What Is the I.O.C. Doing About Forced Labor Concerns in China? It Won’t Say.

Informal efforts to arrange a conversation between the I.O.C. and the Coalition to End Forced Labor in the Uyghur Region — a group of more than 300 organizations established last year — began in May, according to Mr. Freeman. Finally, in the fall, the I.O.C. invited the coalition to send a formal request to meet, which it did, on Oct. 8.

Officials at first offered a written response instead. In an email on Oct. 29, Ms. Martowicz, the head of human rights, replied to Mr. Freeman to say that the I.O.C.’s sourcing policies banned forced labor. But she did not say how the I.O.C. enforced that ban, other than “from time to time” “engaging with our suppliers” — in other words, the companies themselves — “to request evidence of compliance.”

Third-party checks, she added, were something the I.O.C. “will be looking at” in “coming months.”

Critics say the I.O.C. has been slow to adopt a human rights framework, compared with corporations or even other global sports organizations, such as FIFA. The I.O.C. has adopted new requirements for host cities to uphold international standards on human rights, but those do not take effect until 2024.

Three days after Ms. Martowicz’s email, the coalition asked again for a conversation. Finally, on Dec. 9, Ms. Martowicz said the I.O.C. would meet — with conditions.

The talk would be a one-time event. It would be kept confidential before, during and after. And the I.O.C. would listen only.

“For the sake of clarity, during the Exercise the I.O.C. will not be sharing information (other than what has already been shared) with the Coalition,” Ms. Martowicz wrote.

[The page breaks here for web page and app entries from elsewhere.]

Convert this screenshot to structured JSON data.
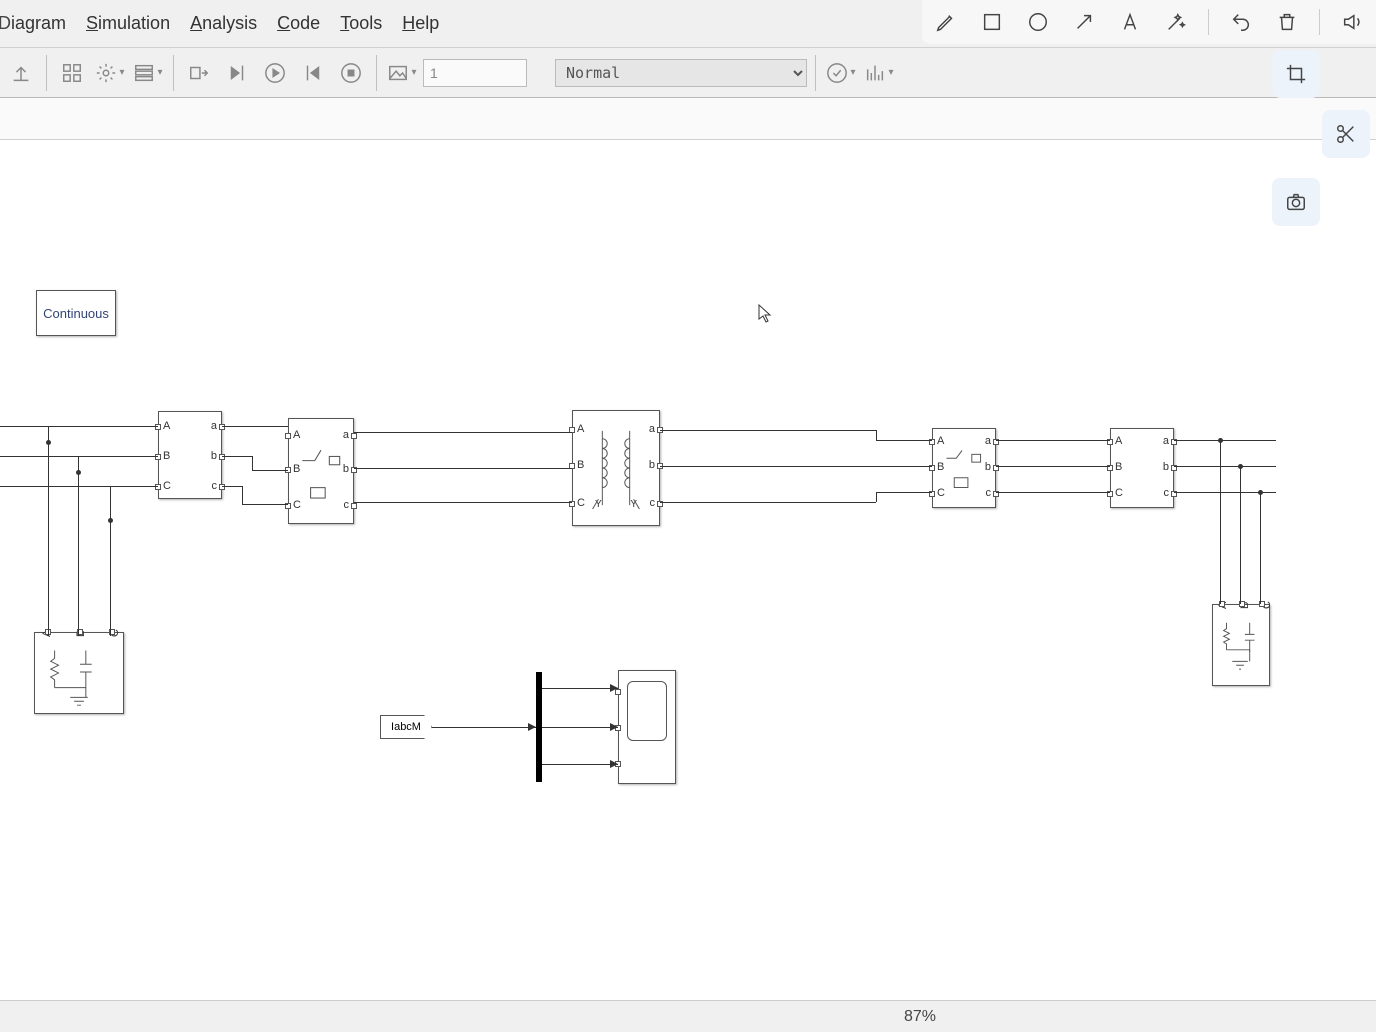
{
  "menu": {
    "diagram": "Diagram",
    "simulation": "Simulation",
    "analysis": "Analysis",
    "code": "Code",
    "tools": "Tools",
    "help": "Help"
  },
  "toolbar": {
    "stop_time": "1",
    "mode": "Normal"
  },
  "blocks": {
    "powergui": "Continuous",
    "labcm_tag": "IabcM",
    "portA": "A",
    "portB": "B",
    "portC": "C",
    "porta": "a",
    "portb": "b",
    "portc": "c",
    "wyeY": "Y"
  },
  "status": {
    "zoom": "87%"
  }
}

Zumretay Arkin, program and advocacy manager at the World Uyghur Congress, a Uyghur rights group that is part of the coalition, said she found that condition laughable.